EXERCISE GOAL:
Answer with a number only, stating how many lines of the records hold the word "ベンザエースＡ錠".

(App and web page records)
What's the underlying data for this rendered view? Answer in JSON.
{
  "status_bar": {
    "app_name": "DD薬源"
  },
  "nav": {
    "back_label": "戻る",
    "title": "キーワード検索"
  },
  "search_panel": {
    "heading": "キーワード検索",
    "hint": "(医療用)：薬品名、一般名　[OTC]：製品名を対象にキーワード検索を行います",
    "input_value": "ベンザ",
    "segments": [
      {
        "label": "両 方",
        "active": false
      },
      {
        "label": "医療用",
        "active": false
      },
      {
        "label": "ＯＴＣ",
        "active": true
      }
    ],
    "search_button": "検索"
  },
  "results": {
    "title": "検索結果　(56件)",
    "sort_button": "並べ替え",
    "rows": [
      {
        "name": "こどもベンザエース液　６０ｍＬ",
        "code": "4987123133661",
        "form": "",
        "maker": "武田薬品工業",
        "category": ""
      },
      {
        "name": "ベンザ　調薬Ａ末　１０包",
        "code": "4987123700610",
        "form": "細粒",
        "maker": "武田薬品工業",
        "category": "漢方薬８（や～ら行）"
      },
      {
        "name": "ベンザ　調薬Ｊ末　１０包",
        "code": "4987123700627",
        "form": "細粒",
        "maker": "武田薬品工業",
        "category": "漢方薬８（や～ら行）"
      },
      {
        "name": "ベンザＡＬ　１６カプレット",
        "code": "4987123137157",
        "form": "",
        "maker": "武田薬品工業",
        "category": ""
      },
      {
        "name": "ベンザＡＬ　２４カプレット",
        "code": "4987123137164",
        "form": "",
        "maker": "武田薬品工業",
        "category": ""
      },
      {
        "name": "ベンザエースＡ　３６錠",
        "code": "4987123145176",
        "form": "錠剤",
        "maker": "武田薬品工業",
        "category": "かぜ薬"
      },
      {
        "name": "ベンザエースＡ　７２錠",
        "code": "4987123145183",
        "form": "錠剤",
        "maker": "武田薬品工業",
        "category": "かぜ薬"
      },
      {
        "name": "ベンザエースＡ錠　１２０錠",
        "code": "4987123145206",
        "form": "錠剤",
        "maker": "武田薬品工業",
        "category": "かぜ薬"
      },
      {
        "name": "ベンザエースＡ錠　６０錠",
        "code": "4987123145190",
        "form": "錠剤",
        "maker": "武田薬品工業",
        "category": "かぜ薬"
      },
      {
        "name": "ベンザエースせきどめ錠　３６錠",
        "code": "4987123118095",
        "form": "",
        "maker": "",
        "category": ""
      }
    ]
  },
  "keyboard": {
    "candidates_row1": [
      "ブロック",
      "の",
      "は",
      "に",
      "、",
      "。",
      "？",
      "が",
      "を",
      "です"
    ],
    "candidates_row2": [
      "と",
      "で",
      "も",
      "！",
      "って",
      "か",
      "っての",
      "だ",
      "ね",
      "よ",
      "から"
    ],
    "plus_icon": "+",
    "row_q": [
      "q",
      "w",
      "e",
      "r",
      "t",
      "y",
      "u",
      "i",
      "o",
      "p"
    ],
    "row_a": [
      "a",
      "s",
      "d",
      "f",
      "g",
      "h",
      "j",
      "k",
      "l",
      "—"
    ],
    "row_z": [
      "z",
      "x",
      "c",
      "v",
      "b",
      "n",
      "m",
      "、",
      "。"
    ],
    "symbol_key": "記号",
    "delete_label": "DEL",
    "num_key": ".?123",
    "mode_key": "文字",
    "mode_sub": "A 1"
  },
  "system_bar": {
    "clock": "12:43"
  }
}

EXERCISE OUTPUT:
2